Today I feel guilt. I feel guilt over the ways in which I have abused my body since adolescence. It’s a feeling that is ever present, not often in the fore ground, but always there, just out of the image, but making its bitter presence felt, just the same. Generally speaking, I have been a good steward, but I have been far from perfect. I think of all the late nights in my early 20s spent smoking cigarettes and drinking into the darkest part of the morning. I think of having sex with someone who I didn’t know after a party in a neighborhood where I didn’t live. I think about how well I’ve known anyone I’ve had sex with. I run to absolve myself of all the sins I’ve committed against my body at one time or another. I don’t know if it will work, but I do it.

I seem to have the idea that if I hurt myself enough through the physical strain of running a great deal, something will remain with me when I’ve ditched weight by tossing all the unnecessary things over the side.
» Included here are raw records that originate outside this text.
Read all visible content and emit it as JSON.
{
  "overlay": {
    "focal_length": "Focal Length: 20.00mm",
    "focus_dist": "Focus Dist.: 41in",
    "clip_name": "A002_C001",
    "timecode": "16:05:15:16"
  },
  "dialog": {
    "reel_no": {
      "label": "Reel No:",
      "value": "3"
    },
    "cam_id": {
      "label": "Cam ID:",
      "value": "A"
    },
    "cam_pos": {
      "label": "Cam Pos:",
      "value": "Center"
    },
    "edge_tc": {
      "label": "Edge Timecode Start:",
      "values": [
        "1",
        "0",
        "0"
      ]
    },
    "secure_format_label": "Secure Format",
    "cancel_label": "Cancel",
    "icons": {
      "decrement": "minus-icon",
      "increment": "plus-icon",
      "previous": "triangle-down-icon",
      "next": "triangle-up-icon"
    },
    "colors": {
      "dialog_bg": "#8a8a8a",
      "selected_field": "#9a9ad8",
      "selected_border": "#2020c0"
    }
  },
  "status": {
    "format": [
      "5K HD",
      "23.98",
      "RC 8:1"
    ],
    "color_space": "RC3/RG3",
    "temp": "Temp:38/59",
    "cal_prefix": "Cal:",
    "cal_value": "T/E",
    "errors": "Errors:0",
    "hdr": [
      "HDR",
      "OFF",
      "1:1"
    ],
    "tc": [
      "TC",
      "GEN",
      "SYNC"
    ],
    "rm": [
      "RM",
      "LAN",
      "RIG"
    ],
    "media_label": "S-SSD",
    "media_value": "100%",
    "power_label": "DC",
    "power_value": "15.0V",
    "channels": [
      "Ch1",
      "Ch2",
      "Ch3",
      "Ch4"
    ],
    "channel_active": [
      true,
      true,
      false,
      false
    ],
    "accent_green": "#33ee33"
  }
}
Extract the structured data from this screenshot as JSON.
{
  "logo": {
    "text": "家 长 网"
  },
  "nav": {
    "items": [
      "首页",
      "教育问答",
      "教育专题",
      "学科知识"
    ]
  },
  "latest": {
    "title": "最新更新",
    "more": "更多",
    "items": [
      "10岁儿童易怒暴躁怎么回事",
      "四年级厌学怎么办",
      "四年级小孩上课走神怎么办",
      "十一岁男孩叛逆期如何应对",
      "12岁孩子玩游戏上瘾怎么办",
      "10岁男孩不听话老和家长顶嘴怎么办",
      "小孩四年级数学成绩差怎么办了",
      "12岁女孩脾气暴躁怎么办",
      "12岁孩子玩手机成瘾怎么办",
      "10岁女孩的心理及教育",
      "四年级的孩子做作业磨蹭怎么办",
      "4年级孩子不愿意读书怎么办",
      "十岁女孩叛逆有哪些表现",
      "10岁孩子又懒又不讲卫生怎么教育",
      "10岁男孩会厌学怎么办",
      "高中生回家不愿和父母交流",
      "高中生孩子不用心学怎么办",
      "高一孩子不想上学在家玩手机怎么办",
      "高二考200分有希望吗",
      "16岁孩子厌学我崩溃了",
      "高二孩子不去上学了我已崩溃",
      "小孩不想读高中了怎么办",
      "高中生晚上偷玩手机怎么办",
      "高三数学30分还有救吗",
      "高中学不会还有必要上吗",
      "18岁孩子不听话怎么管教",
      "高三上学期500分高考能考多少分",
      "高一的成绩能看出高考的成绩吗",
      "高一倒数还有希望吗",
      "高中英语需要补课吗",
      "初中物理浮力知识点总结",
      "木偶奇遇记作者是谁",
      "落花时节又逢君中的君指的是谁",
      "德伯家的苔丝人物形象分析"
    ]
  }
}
I hope that my body—this efficient, patient machine—will prioritize for me, will hang on to whatever it is that my brain doesn’t know it should be keeping and shed everything else.

When I was a teenager, my body seemed to be for very little beyond appearing youthful but causing near-constant consternation at its forgivable imperfections. I now see that I was skulking around in an impressive vehicle with a powerful engine, with no knowledge of the fact or skills to use it.

As I age, I realize that my body must serve a different purpose from the shallow one that it once did. It must do more than merely appear. I am beginning to grasp the fact that it is for doing things, for moving, and for protecting others and myself. It is the house I will always live in and the car I will always drive. As I age I change from something soft and even to something with more nuance, something with more contrast between muscle hardened by the years and skin damaged by the experiences. I run to give meaning to this change that is happening, this gradual decrepitude.

I will not stave off age, or the effects of time by running, but I do think I can make the time more valuable. As someone very wise said, it’s not the minutes—it’s the miles.

February 20, 2013

Friday, February 15, 2013

Saturday, February 9, 2013


This is Natalia. I met her today when she came into my work. Natalia is Russian and was a teenager during WWII. 

She came in looking for film, but stayed to tell me quite a tale.

When she was 16 years old, tall and blonde, with bright blue eyes, she and two friends took to the forests of Czechoslovakia to hide from German soldiers. 

One German soldier found them.

She came at him with all she had, kicked him down, and snapped his neck, killing him.

Wednesday, February 6, 2013

Two Dogs

Here are two dogs that I liked a lot on Michigan Avenue in January.